Dante Cicchetti and Karen Schneider-Rosen (eds) CHILDHOOD DEPRESSION New Directions for Child Development, No. 26 San Francisco: Jossey-Bass, 1984
This volume represents a major effort to apply the principles of developmental psychology to the study of childhood depression. It is broad in scope and provides a masterful introduction to the application of theoretically and empirically derived developmental theories to the specific psychopathology of childhood depression, as well as reports of three separate research investigations. Much of the research reported is original. In the introduction, Cicchetti states that it is essential to understand normal development in order to understand deviations from it, such as childhood depression, and that knowledge of the child's age, cognitive stage and physical stages of development, as well as other developmental phenomena are essential for full understanding. He argues convincingly that the best model for childhood depression is a transactional one which integrates domains from the biological, social and psychological realms, and he offers examples of how such a model can be applied to the phenomenon of childhood depression.

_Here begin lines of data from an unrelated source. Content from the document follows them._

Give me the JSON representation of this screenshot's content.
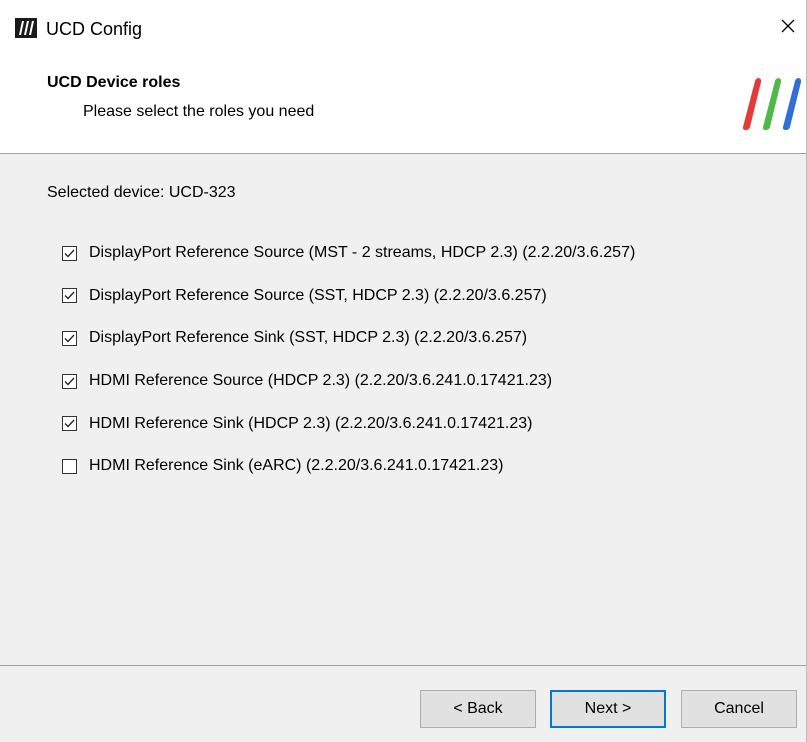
{
  "window": {
    "title": "UCD Config",
    "close_glyph": "✕"
  },
  "header": {
    "title": "UCD Device roles",
    "subtitle": "Please select the roles you need"
  },
  "content": {
    "selected_device": "Selected device: UCD-323",
    "roles": [
      {
        "label": "DisplayPort Reference Source (MST - 2 streams, HDCP 2.3) (2.2.20/3.6.257)",
        "checked": true
      },
      {
        "label": "DisplayPort Reference Source (SST, HDCP 2.3) (2.2.20/3.6.257)",
        "checked": true
      },
      {
        "label": "DisplayPort Reference Sink (SST, HDCP 2.3) (2.2.20/3.6.257)",
        "checked": true
      },
      {
        "label": "HDMI Reference Source (HDCP 2.3) (2.2.20/3.6.241.0.17421.23)",
        "checked": true
      },
      {
        "label": "HDMI Reference Sink (HDCP 2.3) (2.2.20/3.6.241.0.17421.23)",
        "checked": true
      },
      {
        "label": "HDMI Reference Sink (eARC) (2.2.20/3.6.241.0.17421.23)",
        "checked": false
      }
    ]
  },
  "footer": {
    "back_label": "< Back",
    "next_label": "Next >",
    "cancel_label": "Cancel"
  },
  "colors": {
    "logo_red": "#e63a3a",
    "logo_green": "#4fb848",
    "logo_blue": "#2f6fd6",
    "default_button_border": "#0078d7"
  },
  "icons": {
    "app": "app-logo-icon",
    "close": "close-icon",
    "brand": "brand-logo-icon",
    "checkbox": "checkmark-icon"
  }
}
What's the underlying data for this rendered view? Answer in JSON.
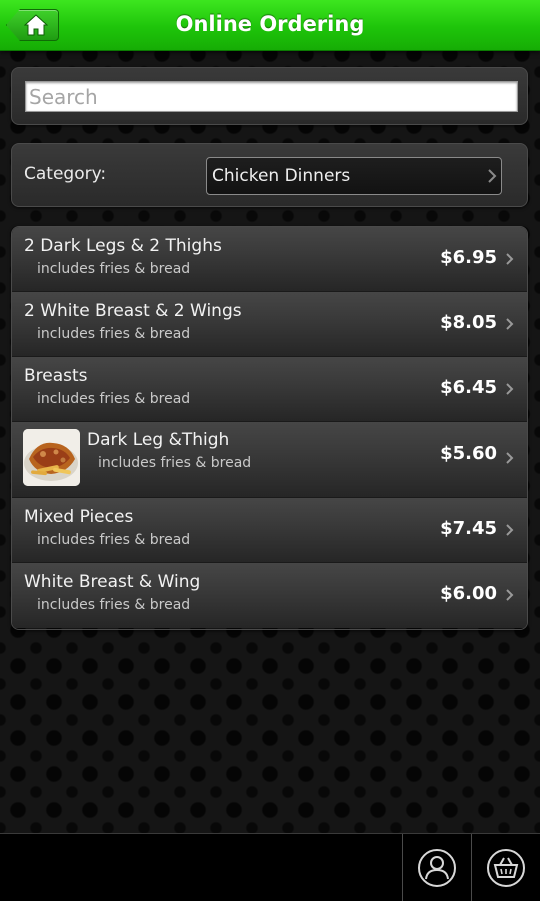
{
  "header": {
    "title": "Online Ordering",
    "home_icon": "home-icon",
    "accent_color": "#22c40e"
  },
  "search": {
    "placeholder": "Search",
    "value": ""
  },
  "category": {
    "label": "Category:",
    "selected": "Chicken Dinners"
  },
  "menu": {
    "items": [
      {
        "name": "2 Dark Legs & 2 Thighs",
        "description": "includes fries & bread",
        "price": "$6.95",
        "has_image": false
      },
      {
        "name": "2 White Breast & 2 Wings",
        "description": "includes fries & bread",
        "price": "$8.05",
        "has_image": false
      },
      {
        "name": "Breasts",
        "description": "includes fries & bread",
        "price": "$6.45",
        "has_image": false
      },
      {
        "name": "Dark Leg &Thigh",
        "description": "includes fries & bread",
        "price": "$5.60",
        "has_image": true,
        "image_icon": "food-thumbnail"
      },
      {
        "name": "Mixed Pieces",
        "description": "includes fries & bread",
        "price": "$7.45",
        "has_image": false
      },
      {
        "name": "White Breast & Wing",
        "description": "includes fries & bread",
        "price": "$6.00",
        "has_image": false
      }
    ]
  },
  "bottom_bar": {
    "account_icon": "account-icon",
    "cart_icon": "shopping-basket-icon"
  }
}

Garber presents data from a study of youngsters seen for treatment for various disorders at guidance centers across a span of ages. She examined the presence of depressive symptomatology and the syndrome of depression in these youngsters of differing ages. She reports that the nature of symptoms, and the prevalence of the disorder, increased in older children compared to younger ones and also that the pattern of symptoms is different. Verbalized depressed feelings, low self-esteem, and guilt were found to be more common in older youngsters. She concludes that the application of adult diagnostic criteria to children, as for example occurs in the current Diagnostic and Statis' tical Manual of the American Psychiatric Association (DSM-/!/), perhaps should be supplemented by awareness of the usual symptoms of children at various developmental ages.
Kovacs and iRaulauskas present empirical data on the effects of cognitive developmental state on the expression of childhood depression using a large sample of youngsters identified with this disorder. They demonstrate that the earlier the onset of depression, the less developed cognitively, and the younger the child, the more severe the effects of depression. This contrasts sharply with psychoanalytic theorists who have hypothesized that depression is a "higher order" disorder, only able to occur in older and more developmentally advanced youngsters. Their work emphasizes the importance of empirical data in studying these matters.
Finally, Zahn- Waxier and associates present data on a very detailed and intensive study of young mothers with either serious bipolar disorder or serious unipolar disorder and their offspring, ages O to 2. Youngsters of parents with bipolar disorder differed markedly from controls in their study, and showed more aggression toward unfamiliar adults, preoccupation with simulations of pain and sadness, and less engagement in social interactions. Children from homes where mothers had unipolar depression were very sensitive to the issue of harm and were less likely to engage in activity that might bring injury to their playmates. They were also more preoccupied and upset when exposed to conflict. The work draws attention to its high risk to infants and young children of maternal affective disorder.
This is a truly outstanding volume, a tour de force in the emerging area of developmental psychopathology. It does not, however, deal at all with the clinical identification of depressed children, nor with the clinical management or treatment, either psychopharmacologically or psychotherapeutically, of depressed of suicidal children. What it does do is describe the specific application of developmental theory to the problem of childhood depression, and give the reader an introduction to how broader perspectives of development enhance our understanding of psychopathology and of children in general.